The Indian subcontinent has so many joys, almost too many joys, and is well worth a visit. The various regional cuisines entice, architecture inspires, trains, hill stations, hotels, drinking tea and shattering the cups on the tracks so as not to inadvertently touch lips with an untouchable all set the heart racing but one of the greatest pleasures is the Indian use of English
The language is as much theirs as it is ours, as the English first spread the tongue across the land in 1608, but they have done better things with it.
Can we, as an example, read a passage from the New Indian Express that details a tragic event of father drowning while trying to save his surfer-daughter?
Chennai: Man meets watery grave while trying to rescue drowning surfer daughter.
CHENNAI: A 51-year-old software engineer drowned in the sea off Thiruvanmiyur while he was rescuing his daughter who was pulled by a giant wave while practising surfing on Monday morning.

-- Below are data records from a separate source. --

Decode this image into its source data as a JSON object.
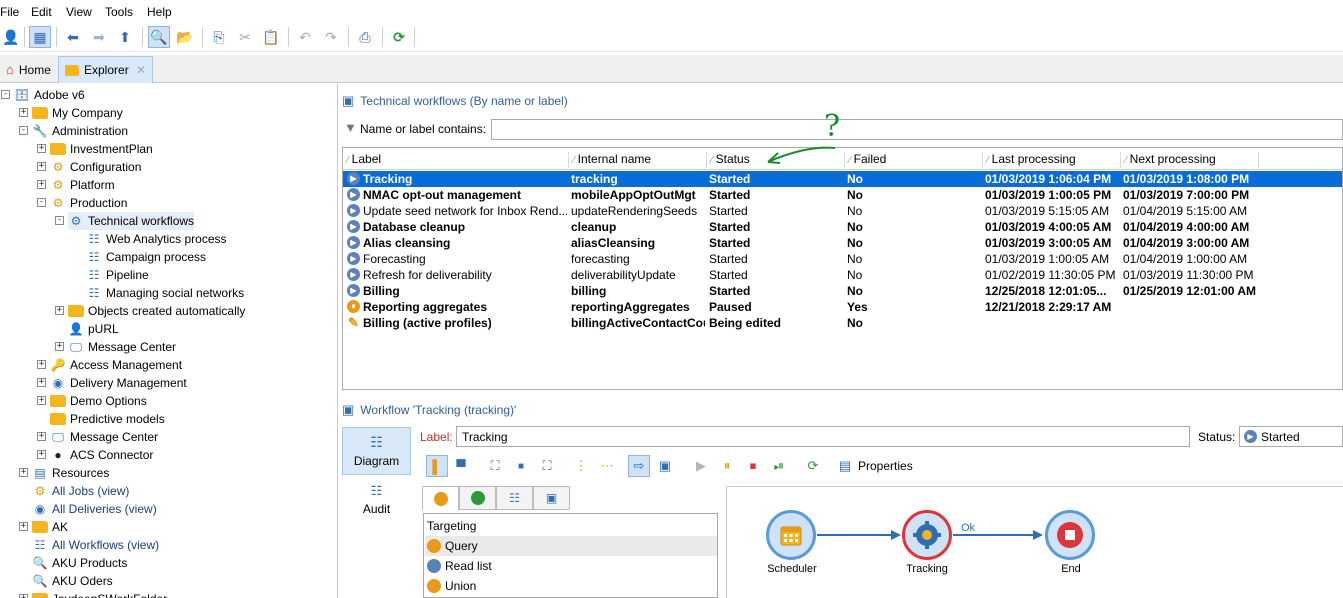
{
  "menu": [
    "File",
    "Edit",
    "View",
    "Tools",
    "Help"
  ],
  "tabs": [
    {
      "label": "Home"
    },
    {
      "label": "Explorer"
    }
  ],
  "tree": [
    {
      "label": "Adobe v6",
      "level": 0,
      "exp": "-",
      "icon": "database",
      "link": false
    },
    {
      "label": "My Company",
      "level": 1,
      "exp": "+",
      "icon": "folder",
      "link": false
    },
    {
      "label": "Administration",
      "level": 1,
      "exp": "-",
      "icon": "wrench",
      "link": false
    },
    {
      "label": "InvestmentPlan",
      "level": 2,
      "exp": "+",
      "icon": "folder",
      "link": false
    },
    {
      "label": "Configuration",
      "level": 2,
      "exp": "+",
      "icon": "gear",
      "link": false
    },
    {
      "label": "Platform",
      "level": 2,
      "exp": "+",
      "icon": "gear",
      "link": false
    },
    {
      "label": "Production",
      "level": 2,
      "exp": "-",
      "icon": "gear",
      "link": false
    },
    {
      "label": "Technical workflows",
      "level": 3,
      "exp": "-",
      "icon": "wf-folder",
      "link": false,
      "hl": true
    },
    {
      "label": "Web Analytics process",
      "level": 4,
      "exp": "",
      "icon": "workflow",
      "link": false
    },
    {
      "label": "Campaign process",
      "level": 4,
      "exp": "",
      "icon": "workflow",
      "link": false
    },
    {
      "label": "Pipeline",
      "level": 4,
      "exp": "",
      "icon": "workflow",
      "link": false
    },
    {
      "label": "Managing social networks",
      "level": 4,
      "exp": "",
      "icon": "workflow",
      "link": false
    },
    {
      "label": "Objects created automatically",
      "level": 3,
      "exp": "+",
      "icon": "folder",
      "link": false
    },
    {
      "label": "pURL",
      "level": 3,
      "exp": "",
      "icon": "purl",
      "link": false
    },
    {
      "label": "Message Center",
      "level": 3,
      "exp": "+",
      "icon": "monitor",
      "link": false
    },
    {
      "label": "Access Management",
      "level": 2,
      "exp": "+",
      "icon": "access",
      "link": false
    },
    {
      "label": "Delivery Management",
      "level": 2,
      "exp": "+",
      "icon": "delivery",
      "link": false
    },
    {
      "label": "Demo Options",
      "level": 2,
      "exp": "+",
      "icon": "folder",
      "link": false
    },
    {
      "label": "Predictive models",
      "level": 2,
      "exp": "",
      "icon": "folder",
      "link": false
    },
    {
      "label": "Message Center",
      "level": 2,
      "exp": "+",
      "icon": "monitor",
      "link": false
    },
    {
      "label": "ACS Connector",
      "level": 2,
      "exp": "+",
      "icon": "acs",
      "link": false
    },
    {
      "label": "Resources",
      "level": 1,
      "exp": "+",
      "icon": "resources",
      "link": false
    },
    {
      "label": "All Jobs (view)",
      "level": 1,
      "exp": "",
      "icon": "gear",
      "link": true
    },
    {
      "label": "All Deliveries (view)",
      "level": 1,
      "exp": "",
      "icon": "delivery",
      "link": true
    },
    {
      "label": "AK",
      "level": 1,
      "exp": "+",
      "icon": "folder",
      "link": false
    },
    {
      "label": "All Workflows (view)",
      "level": 1,
      "exp": "",
      "icon": "workflow",
      "link": true
    },
    {
      "label": "AKU Products",
      "level": 1,
      "exp": "",
      "icon": "search",
      "link": false
    },
    {
      "label": "AKU Oders",
      "level": 1,
      "exp": "",
      "icon": "search",
      "link": false
    },
    {
      "label": "JaydeepSWorkFolder",
      "level": 1,
      "exp": "+",
      "icon": "folder",
      "link": false
    }
  ],
  "list": {
    "title": "Technical workflows (By name or label)",
    "filter_label": "Name or label contains:",
    "filter_value": "",
    "columns": [
      "Label",
      "Internal name",
      "Status",
      "Failed",
      "Last processing",
      "Next processing"
    ],
    "rows": [
      {
        "label": "Tracking",
        "name": "tracking",
        "status": "Started",
        "failed": "No",
        "last": "01/03/2019 1:06:04 PM",
        "next": "01/03/2019 1:08:00 PM",
        "bold": true,
        "selected": true,
        "icon": "play"
      },
      {
        "label": "NMAC opt-out management",
        "name": "mobileAppOptOutMgt",
        "status": "Started",
        "failed": "No",
        "last": "01/03/2019 1:00:05 PM",
        "next": "01/03/2019 7:00:00 PM",
        "bold": true,
        "selected": false,
        "icon": "play"
      },
      {
        "label": "Update seed network for Inbox Rend...",
        "name": "updateRenderingSeeds",
        "status": "Started",
        "failed": "No",
        "last": "01/03/2019 5:15:05 AM",
        "next": "01/04/2019 5:15:00 AM",
        "bold": false,
        "selected": false,
        "icon": "play"
      },
      {
        "label": "Database cleanup",
        "name": "cleanup",
        "status": "Started",
        "failed": "No",
        "last": "01/03/2019 4:00:05 AM",
        "next": "01/04/2019 4:00:00 AM",
        "bold": true,
        "selected": false,
        "icon": "play"
      },
      {
        "label": "Alias cleansing",
        "name": "aliasCleansing",
        "status": "Started",
        "failed": "No",
        "last": "01/03/2019 3:00:05 AM",
        "next": "01/04/2019 3:00:00 AM",
        "bold": true,
        "selected": false,
        "icon": "play"
      },
      {
        "label": "Forecasting",
        "name": "forecasting",
        "status": "Started",
        "failed": "No",
        "last": "01/03/2019 1:00:05 AM",
        "next": "01/04/2019 1:00:00 AM",
        "bold": false,
        "selected": false,
        "icon": "play"
      },
      {
        "label": "Refresh for deliverability",
        "name": "deliverabilityUpdate",
        "status": "Started",
        "failed": "No",
        "last": "01/02/2019 11:30:05 PM",
        "next": "01/03/2019 11:30:00 PM",
        "bold": false,
        "selected": false,
        "icon": "play"
      },
      {
        "label": "Billing",
        "name": "billing",
        "status": "Started",
        "failed": "No",
        "last": "12/25/2018 12:01:05...",
        "next": "01/25/2019 12:01:00 AM",
        "bold": true,
        "selected": false,
        "icon": "play"
      },
      {
        "label": "Reporting aggregates",
        "name": "reportingAggregates",
        "status": "Paused",
        "failed": "Yes",
        "last": "12/21/2018 2:29:17 AM",
        "next": "",
        "bold": true,
        "selected": false,
        "icon": "pause"
      },
      {
        "label": "Billing (active profiles)",
        "name": "billingActiveContactCou...",
        "status": "Being edited",
        "failed": "No",
        "last": "",
        "next": "",
        "bold": true,
        "selected": false,
        "icon": "pencil"
      }
    ]
  },
  "annotation": {
    "text": "?"
  },
  "workflow": {
    "title": "Workflow 'Tracking (tracking)'",
    "label_caption": "Label:",
    "label_value": "Tracking",
    "status_caption": "Status:",
    "status_value": "Started",
    "side_diagram": "Diagram",
    "side_audit": "Audit",
    "properties": "Properties",
    "palette_header": "Targeting",
    "palette": [
      {
        "label": "Query",
        "color": "#e89a18",
        "selected": true
      },
      {
        "label": "Read list",
        "color": "#5a82b8",
        "selected": false
      },
      {
        "label": "Union",
        "color": "#e89a18",
        "selected": false
      }
    ],
    "nodes": [
      {
        "label": "Scheduler",
        "icon": "calendar-icon"
      },
      {
        "label": "Tracking",
        "icon": "gear-icon"
      },
      {
        "label": "End",
        "icon": "stop-icon"
      }
    ],
    "transition_label": "Ok"
  },
  "colors": {
    "accent": "#0a6cd6",
    "node_blue": "#5a9ad6",
    "node_red": "#e0343c",
    "annotation": "#1e8a2e"
  }
}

The deceased was identified as Balaji, an employee of a private software firm in Tidel Park and a resident of Vannandurai in Besant Nagar.

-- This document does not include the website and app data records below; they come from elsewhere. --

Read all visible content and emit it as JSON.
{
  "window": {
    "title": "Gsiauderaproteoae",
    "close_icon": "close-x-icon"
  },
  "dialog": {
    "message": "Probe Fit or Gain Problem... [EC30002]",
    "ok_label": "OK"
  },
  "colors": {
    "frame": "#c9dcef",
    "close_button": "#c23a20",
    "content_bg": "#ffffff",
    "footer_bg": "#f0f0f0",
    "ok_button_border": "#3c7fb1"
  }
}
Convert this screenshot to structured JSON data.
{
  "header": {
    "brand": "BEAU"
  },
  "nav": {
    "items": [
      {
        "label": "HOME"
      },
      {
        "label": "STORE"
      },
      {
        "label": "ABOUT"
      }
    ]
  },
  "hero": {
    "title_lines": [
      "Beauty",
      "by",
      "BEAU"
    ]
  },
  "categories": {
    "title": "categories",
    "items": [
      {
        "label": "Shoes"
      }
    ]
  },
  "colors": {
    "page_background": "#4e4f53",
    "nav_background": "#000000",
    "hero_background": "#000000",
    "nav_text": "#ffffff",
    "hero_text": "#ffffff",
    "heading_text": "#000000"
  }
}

According to police, the incident happened around 7 am at Thiruvanmiyur beach.
Police said that Balaji accompanied his daughter Revathi, 11, a Class 6 student, to surf in the sea.
Quoting on the onlookers, police said that Revathi, who was training with the surfboard, was suddenly sucked in by a giant wave. A shocked Balaji entered into the sea to save his daughter. He drowned as he was unable to swim in the rough sea.
Police said surfers usually do not practise in a rough sea, but the duo reached Thiruvanmiyur claiming that the sea was relatively calm there compared to Besant Nagar.
Extremely tragic but written better than anything in Austro-American surf, save Longtom, in years and years. We other continentals have dispensed with “watery graves” and “Davy Jones’s Locker” and other pirate-adjacent words and have stumbled into pure bore. Drowning, asphyxiated, etc. But we should reclaim the swagger as we are closer to pirate heritage than any, save right-of-center politicians.